A few weeks ago, I tried a free-standing handstand again for the first time in a long time. I got close. I could feel that my feet were close to vertical. I was almost there!
I focused on strength. I swept my arms up forcefully—channeling my inner gymnast from watching summer Olympics—then powerfully swung down my arms and propelled my feet up. So close, but still not quite there. Sometimes I went a bit too far over and had to pivot to the side as I came crashing down. I kept practicing.
Then, one day, after a particularly luscious yoga practice, I decided to try again. I was in full post-yoga Zen mode. Instead of muscling up and prepping with force, I simply slowly lowered my hands in front of me and floated my feet up. And they hovered! I floated back down in shock.
It had to be a fluke. Had that really happened? I tried it again, and again, my feet hovered in full handstand for a few seconds. Amazed, I realized that the trick to getting the lift I was looking for was not in the forcing and pushing, but in the ease and allowing. I dropped the struggle and my mind’s expectations, and just let my body float on up.
This was a pivotal moment—it seems dramatic, but I felt a huge mental shift. I began to wonder, “Where else in my life does this apply?”
I let it soak in and was reminded of something Baron Baptiste wrote in his book, Journey into Power: “Don’t try hard. Try easy.” When I first read this a few years ago, I felt like I understood what he meant intellectually. I had even experienced it after a few frustrating attempts at Tree pose that I couldn’t stay balanced in. I tried relaxing my face and jaw and then boom, I found a steady Tree pose (and it’s been a favorite of mine ever since). Now I can strike a Tree all day long.
And here it was showing up again: my reminder to try easy. I started to see different areas of my life outside of my yoga practice where this could be helpful. Simple things like making dinner, and that mad rush to get everything finished at the right time, were unnecessary struggles. Arbitrary time pressures that I put on myself were not needed; same with things I think have to be done a certain way or in a certain time frame.
Struggling causes more tension and constriction and makes everything feel hard. Trying easy is that state of mind in which you can give something your all, but not have it take your all from you. It’s not about giving up your needs or giving into pressure from outside. It’s not about refusing to try something new or challenging. It’s about the internal struggle.

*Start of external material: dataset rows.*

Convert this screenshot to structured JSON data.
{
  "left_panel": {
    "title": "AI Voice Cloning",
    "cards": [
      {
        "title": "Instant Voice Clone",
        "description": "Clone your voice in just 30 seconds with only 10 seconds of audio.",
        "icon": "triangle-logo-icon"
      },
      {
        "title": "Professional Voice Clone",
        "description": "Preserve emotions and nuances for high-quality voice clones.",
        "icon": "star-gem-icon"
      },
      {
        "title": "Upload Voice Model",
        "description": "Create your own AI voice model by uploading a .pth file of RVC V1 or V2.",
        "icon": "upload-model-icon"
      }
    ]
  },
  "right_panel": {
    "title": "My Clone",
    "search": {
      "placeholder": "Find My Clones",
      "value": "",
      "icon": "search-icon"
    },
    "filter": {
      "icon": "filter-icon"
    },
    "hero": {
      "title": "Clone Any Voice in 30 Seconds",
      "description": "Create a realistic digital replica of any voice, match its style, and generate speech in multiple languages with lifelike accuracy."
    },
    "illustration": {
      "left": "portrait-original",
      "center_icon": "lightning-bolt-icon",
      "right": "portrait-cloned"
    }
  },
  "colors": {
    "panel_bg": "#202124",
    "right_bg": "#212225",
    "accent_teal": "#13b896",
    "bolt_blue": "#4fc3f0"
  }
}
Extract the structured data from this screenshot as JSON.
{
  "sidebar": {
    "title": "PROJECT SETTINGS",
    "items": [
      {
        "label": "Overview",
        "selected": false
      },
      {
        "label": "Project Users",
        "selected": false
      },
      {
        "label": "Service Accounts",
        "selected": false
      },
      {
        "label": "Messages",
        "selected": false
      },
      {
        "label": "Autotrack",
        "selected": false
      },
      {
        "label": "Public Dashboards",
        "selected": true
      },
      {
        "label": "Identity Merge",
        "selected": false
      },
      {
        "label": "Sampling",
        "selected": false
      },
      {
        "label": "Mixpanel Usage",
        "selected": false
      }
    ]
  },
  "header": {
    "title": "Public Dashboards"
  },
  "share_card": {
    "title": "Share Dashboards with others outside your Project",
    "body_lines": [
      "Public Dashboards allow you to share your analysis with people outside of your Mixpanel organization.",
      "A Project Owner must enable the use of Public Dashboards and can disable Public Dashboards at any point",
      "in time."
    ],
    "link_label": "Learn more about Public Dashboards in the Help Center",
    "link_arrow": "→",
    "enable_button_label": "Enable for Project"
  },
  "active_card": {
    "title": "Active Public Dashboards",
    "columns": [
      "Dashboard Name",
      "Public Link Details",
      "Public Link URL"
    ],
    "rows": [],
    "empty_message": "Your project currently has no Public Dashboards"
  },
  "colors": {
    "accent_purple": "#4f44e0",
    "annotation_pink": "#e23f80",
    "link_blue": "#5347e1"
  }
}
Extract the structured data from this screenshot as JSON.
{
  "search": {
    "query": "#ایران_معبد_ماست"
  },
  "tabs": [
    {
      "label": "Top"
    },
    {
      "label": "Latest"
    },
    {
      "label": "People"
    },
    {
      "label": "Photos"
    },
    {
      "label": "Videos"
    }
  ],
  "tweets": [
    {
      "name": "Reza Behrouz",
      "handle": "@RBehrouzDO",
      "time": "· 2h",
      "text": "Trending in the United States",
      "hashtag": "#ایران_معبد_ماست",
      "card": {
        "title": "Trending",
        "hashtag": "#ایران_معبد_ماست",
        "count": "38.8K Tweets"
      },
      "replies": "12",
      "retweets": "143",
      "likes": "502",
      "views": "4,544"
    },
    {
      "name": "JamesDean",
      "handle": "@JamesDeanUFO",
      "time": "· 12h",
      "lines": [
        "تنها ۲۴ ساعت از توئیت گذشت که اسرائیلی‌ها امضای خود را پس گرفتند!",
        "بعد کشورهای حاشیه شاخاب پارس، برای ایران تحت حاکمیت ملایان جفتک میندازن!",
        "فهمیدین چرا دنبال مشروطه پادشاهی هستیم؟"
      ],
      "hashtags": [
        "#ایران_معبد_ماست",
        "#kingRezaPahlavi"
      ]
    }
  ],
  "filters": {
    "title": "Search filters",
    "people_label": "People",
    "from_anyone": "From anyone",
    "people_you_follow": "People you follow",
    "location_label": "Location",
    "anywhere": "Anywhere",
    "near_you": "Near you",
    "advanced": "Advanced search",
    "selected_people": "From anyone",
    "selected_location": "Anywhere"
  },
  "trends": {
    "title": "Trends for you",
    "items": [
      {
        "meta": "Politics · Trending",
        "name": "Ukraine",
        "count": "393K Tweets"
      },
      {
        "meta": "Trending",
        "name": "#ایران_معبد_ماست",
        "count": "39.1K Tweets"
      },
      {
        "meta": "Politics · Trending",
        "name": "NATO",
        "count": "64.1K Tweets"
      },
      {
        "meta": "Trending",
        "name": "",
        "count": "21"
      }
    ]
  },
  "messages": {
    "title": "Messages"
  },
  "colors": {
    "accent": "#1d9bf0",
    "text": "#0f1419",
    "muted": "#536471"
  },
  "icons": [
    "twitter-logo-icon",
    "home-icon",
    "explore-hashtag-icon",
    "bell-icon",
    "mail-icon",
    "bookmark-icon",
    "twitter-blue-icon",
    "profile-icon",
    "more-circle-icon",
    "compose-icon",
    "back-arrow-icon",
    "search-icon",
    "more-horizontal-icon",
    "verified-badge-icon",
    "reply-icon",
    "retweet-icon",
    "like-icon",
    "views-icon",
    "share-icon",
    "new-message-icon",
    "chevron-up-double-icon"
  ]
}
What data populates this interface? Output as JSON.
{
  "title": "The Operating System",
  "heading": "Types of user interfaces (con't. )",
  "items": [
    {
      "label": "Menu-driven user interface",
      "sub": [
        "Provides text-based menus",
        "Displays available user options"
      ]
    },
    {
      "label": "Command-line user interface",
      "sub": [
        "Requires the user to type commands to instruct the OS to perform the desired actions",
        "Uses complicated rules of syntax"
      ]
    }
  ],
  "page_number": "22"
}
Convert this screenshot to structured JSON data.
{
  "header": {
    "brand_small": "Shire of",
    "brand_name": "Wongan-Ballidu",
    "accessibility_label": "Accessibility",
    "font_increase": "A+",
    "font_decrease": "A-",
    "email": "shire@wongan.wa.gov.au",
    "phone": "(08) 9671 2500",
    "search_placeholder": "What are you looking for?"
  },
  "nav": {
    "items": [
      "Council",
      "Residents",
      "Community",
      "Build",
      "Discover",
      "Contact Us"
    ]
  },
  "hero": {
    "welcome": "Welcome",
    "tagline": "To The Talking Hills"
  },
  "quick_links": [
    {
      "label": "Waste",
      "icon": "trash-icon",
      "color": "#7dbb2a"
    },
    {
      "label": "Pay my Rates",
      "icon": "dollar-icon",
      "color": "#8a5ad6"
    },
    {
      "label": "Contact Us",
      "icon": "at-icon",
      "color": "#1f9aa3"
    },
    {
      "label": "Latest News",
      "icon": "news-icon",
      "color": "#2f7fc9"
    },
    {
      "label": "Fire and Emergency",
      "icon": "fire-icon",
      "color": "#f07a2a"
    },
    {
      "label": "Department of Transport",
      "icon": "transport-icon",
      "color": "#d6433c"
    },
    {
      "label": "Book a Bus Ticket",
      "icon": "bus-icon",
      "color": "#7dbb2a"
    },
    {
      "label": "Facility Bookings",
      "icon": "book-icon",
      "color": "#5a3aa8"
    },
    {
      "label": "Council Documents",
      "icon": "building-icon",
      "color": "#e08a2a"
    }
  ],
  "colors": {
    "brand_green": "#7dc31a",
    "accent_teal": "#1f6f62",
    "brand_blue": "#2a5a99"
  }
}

You can enter into a challenge with a steady, anchored, and calm center. When you stop resisting, fighting, and trying to push into something, or make something fit that doesn’t fit, you can relax and release into what comes.
Try easy. Drop the struggle.
Where are you holding onto the struggle? Where do you have tension? Where are your “should dos” or “supposed to dos” leading to strain, pain, and anxiety?
Where can you let go more? Where can you float?